Some time ago Eliezer Brodt summarized some interesting parts of Halikhot Shlomo by R. Shlomo Zalman Auerbach in a review at Seforim.
At the end of this volume, the editors printed a very interesting piece on the topic of saying ר' פלוני בן ר' פלוני– specifically the use of the Rabbi appellation – when calling someone up for an aliya at kriyat haTorah. R. Yosef Zechariah Stern writes that one should not say the title Reb because it is a problem of גבהות in front of God. R Shlomo Zalman, however, defends this custom at great length as we find everyone uses this title. He explains that the reason for its usage was because there are many different prayer customs that Chazal made to go against the tzedukim (צדוקים) to show that we have the Torah - both written and oral. So too, in the times of the Rishonim, there were people who denied the historicity of torah shebal peh, and these individuals were called Karaites; whereas the more-traditional sect of Jews were called Rabanim, and this is why when we call someone to the Torah we say “Reb” to show that he is not a karaite (Halikhot Shlomo 1:370-373; also included, in short, in the third volume, Halikhot Shlomo 3:33- 34).

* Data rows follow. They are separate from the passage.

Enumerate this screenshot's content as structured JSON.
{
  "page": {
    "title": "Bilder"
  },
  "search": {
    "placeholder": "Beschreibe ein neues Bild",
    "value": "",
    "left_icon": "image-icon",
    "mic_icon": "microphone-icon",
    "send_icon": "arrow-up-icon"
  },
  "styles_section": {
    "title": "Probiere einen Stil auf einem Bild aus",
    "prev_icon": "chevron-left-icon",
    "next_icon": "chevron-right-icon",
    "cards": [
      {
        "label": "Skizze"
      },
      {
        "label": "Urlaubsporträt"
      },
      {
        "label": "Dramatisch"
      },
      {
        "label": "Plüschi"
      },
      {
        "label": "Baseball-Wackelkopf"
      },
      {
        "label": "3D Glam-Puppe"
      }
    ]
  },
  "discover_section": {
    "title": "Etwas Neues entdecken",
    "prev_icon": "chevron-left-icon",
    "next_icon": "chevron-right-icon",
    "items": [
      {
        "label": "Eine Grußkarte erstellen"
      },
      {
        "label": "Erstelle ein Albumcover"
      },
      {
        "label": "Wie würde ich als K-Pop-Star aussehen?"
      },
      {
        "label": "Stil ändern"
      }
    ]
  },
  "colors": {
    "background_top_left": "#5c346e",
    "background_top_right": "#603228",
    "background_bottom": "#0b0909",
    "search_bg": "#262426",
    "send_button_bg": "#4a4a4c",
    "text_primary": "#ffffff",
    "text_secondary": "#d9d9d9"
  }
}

This is interesting because it reminded me of the other place where I saw this, namely in Salo W. Baron's fifth volume of Social and Religious History of the Jews (pg. 283).
Just a graphic reminder that there is "one Torah in Israel." Our primary sources are the same, or at least converge, whether a professor at Columbia University or a saintly posek in Jerusalem--and the import and historical content* of these sources are not lost on either.
* Of course it is unclear to me how or if either of them are certain that explanation isn't ex post facto.